By: Maximillian Boudreaux – (Original News Source: www.bnc.tv) – Dustin Young was inspired to become a doula after his sister suffered a miscarriage.
Young man from Carson, CA is creating a movement around getting men to assist Black women in having a successful labor.
Dustin Young was curious about the labor and delivery procedure since adolescence and decided to become a certified doula in adulthood.
“As I got older, I just kind of like look at women as gods essentially, which you guys are,” Young said.
Although Young works in a women centered universe, he is a single Black man and has no children yet. However, he does have three sisters, and his youngest sister was the catalyst behind him discovering doula as a career path. When she became pregnant while away at college, she got frustrated at her medical team’s lack of support. Ultimately, she had to deal with a difficult pregnancy in isolation.

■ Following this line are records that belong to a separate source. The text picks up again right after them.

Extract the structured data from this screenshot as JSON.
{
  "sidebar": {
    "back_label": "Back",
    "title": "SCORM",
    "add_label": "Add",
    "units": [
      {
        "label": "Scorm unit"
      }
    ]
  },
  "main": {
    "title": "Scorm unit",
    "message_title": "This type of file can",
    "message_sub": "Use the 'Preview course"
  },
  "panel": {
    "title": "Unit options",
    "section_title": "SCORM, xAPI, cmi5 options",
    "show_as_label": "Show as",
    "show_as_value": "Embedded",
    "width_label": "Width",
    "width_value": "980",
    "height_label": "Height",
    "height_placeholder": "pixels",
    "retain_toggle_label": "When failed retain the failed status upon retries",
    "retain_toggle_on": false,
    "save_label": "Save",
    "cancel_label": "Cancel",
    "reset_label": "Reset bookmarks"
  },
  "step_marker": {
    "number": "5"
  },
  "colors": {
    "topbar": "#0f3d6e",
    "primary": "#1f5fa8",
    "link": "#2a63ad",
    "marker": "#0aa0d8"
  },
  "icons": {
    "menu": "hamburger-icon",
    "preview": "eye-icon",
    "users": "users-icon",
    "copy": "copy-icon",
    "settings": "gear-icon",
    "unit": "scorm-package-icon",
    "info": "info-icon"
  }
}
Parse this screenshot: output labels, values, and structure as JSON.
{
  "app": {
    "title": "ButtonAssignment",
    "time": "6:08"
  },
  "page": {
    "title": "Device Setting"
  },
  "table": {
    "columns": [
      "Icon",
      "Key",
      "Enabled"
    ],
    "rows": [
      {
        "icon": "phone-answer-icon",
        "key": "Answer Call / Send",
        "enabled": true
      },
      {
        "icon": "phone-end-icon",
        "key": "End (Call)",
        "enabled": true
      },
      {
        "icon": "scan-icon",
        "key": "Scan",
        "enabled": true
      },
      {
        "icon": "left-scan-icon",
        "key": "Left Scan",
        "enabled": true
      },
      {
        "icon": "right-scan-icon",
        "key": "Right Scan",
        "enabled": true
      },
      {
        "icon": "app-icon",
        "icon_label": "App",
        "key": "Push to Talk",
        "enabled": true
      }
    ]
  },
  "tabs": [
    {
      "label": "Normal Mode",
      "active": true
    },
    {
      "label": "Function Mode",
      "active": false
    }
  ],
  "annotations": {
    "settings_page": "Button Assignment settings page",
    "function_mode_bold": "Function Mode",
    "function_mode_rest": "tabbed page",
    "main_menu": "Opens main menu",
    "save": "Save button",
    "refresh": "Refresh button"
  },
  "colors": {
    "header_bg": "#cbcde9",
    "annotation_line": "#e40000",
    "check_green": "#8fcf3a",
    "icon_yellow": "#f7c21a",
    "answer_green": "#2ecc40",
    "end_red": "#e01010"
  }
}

“Her fifth month, she went to the doctor and had some bad news. She found out the heartbeat stopped, and she had a still birth,” Young said.
When his sister discovered she was pregnant again a few years later, Young was determined to be there for her. He sought out a doula and trained to be a doula’s assistant. Young was able to assist his sister in her labor at home for hours until it was time to get her to a hospital where he was able to safely deliver his nephew. The cherry on top was that Young was allowed to cut the umbilical cord.
“I felt like I wanted to be there as much as possible and guide her through that process,” Young said.
Young currently has assisted in three births. Young was trained to be a doula at Kindred Space LA, where he continues to learn the best birthing practices. Kindred Space co-founder and doula Kimberly Durdin says men being part of the process is nothing new.
“Many people see a male obstetrician,” said Durdin. “In fact, there are more male obstetricians than there are female, but folks think it’s kind of unusual for a male to want to be a doula. But men in birth work is actually a part of history. In terms of African history, there were African midwives, also male midwives and we see that tradition came across the Atlantic.”
Young is bringing an old tradition back to the forefront, but has confessed his male friends made jokes about him being a dola.
“They start clowning me like, ‘That’s not for us. That’s not our space. What are you doing?’ But I’m like, ‘Technically it is, bro. The pregnancy process is two people,’” he said.
Making sure Black moms and their infants are safe during the delivery process is still an urgent public health issue. Young thinks men can play a pivotal role in reducing the high rate of Black mother mortality by being aware of the birthing procedures, and being a champion advocate for their partner.
“It’s like, how do I empower the men to be there and let them know like you are part of the process? “he said.